Aquino told an American television reporter last week that she was awakened by gunfire outside the presidential residence, a short distance from Malacanang Palace, when the coup attempt began. Unable to raise her security officer or top military and political aides by telephone, she and her daughters knelt on the bedroom carpet and began to say the rosary.
Fifty-three people were killed and more than 200 were wounded, including her son Benigno S. Aquino III, in the failed overthrow attempt six weeks ago. Ever since, with most of the rebel leaders still at large, Manila has experienced intermittent waves of coup jitters.

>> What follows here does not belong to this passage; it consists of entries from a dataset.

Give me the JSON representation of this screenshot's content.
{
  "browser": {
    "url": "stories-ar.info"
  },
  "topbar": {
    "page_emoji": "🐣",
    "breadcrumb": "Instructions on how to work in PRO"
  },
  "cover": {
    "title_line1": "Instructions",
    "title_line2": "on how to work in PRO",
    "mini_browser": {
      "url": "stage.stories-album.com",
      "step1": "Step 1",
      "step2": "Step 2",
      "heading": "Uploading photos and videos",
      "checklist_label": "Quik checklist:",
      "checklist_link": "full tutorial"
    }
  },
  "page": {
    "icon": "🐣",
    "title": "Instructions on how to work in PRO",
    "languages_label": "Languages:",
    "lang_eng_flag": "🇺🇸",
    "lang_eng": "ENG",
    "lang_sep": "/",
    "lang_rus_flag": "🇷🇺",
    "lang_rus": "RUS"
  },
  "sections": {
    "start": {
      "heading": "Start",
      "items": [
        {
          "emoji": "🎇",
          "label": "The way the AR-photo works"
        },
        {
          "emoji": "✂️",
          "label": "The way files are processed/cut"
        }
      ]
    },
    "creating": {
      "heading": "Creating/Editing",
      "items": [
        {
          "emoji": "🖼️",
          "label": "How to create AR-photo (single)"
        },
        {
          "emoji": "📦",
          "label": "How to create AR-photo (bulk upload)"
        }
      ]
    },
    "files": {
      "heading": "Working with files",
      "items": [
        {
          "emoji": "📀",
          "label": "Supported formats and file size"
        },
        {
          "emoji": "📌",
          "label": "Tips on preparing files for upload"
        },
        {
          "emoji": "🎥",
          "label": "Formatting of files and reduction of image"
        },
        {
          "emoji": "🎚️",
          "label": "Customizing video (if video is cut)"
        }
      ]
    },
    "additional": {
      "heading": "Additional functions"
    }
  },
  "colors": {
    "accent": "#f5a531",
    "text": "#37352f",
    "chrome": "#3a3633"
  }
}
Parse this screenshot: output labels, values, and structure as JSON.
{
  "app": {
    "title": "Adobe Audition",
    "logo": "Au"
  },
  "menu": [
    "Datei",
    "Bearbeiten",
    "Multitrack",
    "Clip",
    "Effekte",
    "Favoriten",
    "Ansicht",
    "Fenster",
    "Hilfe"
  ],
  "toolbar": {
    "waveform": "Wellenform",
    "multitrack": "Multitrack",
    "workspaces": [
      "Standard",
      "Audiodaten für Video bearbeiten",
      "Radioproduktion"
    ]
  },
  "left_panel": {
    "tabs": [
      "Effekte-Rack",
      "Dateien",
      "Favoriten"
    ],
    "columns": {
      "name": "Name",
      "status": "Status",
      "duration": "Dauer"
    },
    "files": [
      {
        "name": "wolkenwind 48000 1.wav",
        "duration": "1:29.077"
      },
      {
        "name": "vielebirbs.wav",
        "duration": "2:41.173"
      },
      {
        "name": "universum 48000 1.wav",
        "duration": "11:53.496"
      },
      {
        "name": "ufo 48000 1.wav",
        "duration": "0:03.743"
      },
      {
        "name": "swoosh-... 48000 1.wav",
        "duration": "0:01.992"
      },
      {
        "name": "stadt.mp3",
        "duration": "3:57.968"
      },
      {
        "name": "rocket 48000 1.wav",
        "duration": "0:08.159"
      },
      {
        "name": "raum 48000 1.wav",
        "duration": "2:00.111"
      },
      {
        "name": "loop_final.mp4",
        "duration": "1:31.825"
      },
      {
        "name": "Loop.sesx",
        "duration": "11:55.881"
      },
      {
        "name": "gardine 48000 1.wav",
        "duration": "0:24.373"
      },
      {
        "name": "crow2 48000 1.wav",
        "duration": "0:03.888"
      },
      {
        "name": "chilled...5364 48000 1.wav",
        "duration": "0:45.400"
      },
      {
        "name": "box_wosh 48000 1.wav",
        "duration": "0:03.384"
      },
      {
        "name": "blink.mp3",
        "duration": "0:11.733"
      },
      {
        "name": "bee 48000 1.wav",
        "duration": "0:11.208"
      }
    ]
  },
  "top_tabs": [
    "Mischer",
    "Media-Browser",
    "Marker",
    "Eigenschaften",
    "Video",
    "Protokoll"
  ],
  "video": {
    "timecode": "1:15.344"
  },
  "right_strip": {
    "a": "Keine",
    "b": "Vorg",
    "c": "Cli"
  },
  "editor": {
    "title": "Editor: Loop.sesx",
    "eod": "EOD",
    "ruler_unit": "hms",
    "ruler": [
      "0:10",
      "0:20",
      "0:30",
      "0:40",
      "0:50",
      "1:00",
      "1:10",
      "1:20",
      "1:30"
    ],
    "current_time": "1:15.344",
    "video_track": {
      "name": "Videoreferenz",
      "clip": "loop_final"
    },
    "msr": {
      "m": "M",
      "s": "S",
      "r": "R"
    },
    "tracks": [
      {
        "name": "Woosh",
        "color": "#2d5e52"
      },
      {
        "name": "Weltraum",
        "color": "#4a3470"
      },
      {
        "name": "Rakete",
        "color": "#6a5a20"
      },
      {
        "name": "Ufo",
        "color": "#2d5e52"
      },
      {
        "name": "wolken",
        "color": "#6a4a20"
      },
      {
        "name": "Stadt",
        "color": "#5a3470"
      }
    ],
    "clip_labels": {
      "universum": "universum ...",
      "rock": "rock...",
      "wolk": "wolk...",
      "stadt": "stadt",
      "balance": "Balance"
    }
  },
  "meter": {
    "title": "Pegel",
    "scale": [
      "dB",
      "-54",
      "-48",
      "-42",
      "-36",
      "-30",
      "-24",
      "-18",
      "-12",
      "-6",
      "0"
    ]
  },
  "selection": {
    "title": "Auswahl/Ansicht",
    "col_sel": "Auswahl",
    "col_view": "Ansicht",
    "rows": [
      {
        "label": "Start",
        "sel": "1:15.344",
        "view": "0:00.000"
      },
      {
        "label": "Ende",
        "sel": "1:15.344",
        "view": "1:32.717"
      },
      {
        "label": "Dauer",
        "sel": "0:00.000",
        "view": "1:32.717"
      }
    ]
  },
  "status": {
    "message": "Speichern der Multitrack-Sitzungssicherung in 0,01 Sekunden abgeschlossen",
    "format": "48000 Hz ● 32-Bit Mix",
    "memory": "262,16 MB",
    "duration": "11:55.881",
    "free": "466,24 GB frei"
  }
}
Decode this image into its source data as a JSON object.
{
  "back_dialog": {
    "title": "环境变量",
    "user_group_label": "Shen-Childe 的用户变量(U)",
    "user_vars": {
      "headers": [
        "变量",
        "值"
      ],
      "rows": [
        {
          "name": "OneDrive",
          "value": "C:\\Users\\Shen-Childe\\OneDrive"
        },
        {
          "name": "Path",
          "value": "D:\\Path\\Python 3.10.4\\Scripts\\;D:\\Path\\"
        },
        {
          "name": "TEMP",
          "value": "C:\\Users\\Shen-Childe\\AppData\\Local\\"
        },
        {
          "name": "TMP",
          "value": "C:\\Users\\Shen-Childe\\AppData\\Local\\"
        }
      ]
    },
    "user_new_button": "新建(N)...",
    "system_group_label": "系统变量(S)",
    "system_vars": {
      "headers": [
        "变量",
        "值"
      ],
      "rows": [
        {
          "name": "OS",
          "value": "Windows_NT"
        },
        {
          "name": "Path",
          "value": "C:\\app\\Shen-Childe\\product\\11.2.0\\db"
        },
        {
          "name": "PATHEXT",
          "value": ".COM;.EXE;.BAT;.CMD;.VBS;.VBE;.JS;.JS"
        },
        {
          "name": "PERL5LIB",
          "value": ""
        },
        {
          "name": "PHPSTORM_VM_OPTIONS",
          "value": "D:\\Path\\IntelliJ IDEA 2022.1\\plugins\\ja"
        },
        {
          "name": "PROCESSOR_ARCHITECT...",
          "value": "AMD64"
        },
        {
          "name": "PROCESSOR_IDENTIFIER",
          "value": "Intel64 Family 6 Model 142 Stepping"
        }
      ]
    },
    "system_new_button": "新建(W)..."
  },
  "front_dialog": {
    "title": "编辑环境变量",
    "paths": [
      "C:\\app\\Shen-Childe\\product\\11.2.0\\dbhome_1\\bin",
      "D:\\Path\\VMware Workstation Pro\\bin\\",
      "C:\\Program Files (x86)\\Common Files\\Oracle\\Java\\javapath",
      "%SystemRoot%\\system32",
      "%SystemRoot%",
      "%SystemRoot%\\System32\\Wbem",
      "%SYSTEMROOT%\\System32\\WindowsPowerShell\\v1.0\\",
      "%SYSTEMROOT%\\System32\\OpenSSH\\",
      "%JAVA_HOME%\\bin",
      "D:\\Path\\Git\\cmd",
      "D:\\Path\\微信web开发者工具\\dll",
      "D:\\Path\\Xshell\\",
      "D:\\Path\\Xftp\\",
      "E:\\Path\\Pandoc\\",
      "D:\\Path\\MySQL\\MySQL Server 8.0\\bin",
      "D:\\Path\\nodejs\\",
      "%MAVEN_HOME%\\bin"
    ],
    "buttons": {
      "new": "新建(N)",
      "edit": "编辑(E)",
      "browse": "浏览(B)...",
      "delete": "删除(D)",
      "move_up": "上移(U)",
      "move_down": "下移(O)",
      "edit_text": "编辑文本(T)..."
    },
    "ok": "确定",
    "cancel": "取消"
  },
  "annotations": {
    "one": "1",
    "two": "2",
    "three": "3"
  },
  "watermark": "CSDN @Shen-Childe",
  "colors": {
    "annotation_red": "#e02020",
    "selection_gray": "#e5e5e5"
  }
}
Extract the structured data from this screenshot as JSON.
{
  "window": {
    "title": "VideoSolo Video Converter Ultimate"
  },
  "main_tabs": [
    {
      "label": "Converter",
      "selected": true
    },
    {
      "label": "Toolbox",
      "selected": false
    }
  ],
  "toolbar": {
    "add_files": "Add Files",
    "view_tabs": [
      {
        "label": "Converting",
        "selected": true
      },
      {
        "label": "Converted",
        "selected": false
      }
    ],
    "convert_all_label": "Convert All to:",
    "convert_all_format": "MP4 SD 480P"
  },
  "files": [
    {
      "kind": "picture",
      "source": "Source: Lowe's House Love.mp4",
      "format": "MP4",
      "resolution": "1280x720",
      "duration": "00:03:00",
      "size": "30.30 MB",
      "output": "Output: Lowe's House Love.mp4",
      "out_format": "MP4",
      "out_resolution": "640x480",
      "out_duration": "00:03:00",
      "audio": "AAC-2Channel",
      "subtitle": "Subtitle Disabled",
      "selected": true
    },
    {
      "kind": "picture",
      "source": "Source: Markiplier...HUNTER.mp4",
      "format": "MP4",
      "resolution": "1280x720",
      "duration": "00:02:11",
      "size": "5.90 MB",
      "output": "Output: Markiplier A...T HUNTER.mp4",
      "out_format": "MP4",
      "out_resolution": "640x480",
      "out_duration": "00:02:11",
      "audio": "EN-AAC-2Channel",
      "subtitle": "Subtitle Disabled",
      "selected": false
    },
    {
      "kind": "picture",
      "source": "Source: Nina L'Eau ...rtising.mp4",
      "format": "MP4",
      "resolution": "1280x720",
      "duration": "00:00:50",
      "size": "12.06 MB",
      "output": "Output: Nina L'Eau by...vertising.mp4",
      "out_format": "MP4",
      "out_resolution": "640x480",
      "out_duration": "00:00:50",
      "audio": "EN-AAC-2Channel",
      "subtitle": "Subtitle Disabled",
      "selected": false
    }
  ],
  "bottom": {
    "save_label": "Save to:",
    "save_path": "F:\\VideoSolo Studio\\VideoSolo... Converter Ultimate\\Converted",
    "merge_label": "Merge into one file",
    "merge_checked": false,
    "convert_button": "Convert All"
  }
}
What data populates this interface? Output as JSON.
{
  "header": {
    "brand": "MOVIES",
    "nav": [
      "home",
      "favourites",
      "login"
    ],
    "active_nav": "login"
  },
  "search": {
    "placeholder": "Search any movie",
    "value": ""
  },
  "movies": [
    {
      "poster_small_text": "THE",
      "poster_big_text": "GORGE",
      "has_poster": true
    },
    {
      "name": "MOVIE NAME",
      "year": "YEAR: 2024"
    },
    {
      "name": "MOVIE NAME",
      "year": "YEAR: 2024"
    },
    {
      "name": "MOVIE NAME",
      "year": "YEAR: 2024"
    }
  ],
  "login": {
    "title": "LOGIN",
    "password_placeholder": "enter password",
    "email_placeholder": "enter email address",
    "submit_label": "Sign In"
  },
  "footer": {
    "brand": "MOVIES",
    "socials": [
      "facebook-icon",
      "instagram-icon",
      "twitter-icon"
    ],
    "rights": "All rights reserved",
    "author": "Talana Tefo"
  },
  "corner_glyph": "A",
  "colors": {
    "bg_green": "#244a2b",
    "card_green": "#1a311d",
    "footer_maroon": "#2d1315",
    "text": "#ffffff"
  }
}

The administration continues to be tested on an almost daily basis. On Monday, labor unions began a promised weeklong series of strikes. Several thousand factory workers walked off their jobs, but attempts by leftist unionists to shut down transportation in the capital failed.
Mass rallies by striking workers were also foiled, in part by police with orders to break up illegal demonstrations. No major violence was reported, but more than 20 unionists were arrested.
The workers are seeking an across-the-board, 50-cent increase in the daily minimum factory wage, now $2.70.
"We want 10 pesos; that's just 50 cents in America," a striking paper company worker said in suburban Valenzuela as an afternoon rain drenched him and his fellow strikers.
Bills in the Philippine Congress would grant much higher percentage raises to soldiers and some other government employees. But administration officials have said the country's weak economy can afford no more than an 8-peso increase in the industrial wage.
Adding to the uneasy atmosphere Monday, three military men were shot and killed in Manila, one a former bodyguard of former Defense Minister Juan Ponce Enrile, Aquino's foremost political foe. A police inspector was quoted in press reports as saying the three killings appeared to be the work of Communist assassination squads.
Aquino has so far rebuffed suggestions that she is preparing to declare martial law to deal with destabilizing actions by rightist military officers and the Communist insurgents. In a radio interview Sunday night, however, she appeared to hint of such a possibility when she said she would not take emergency powers "unless it is absolutely necessary, unless it will be for the greater good of the country."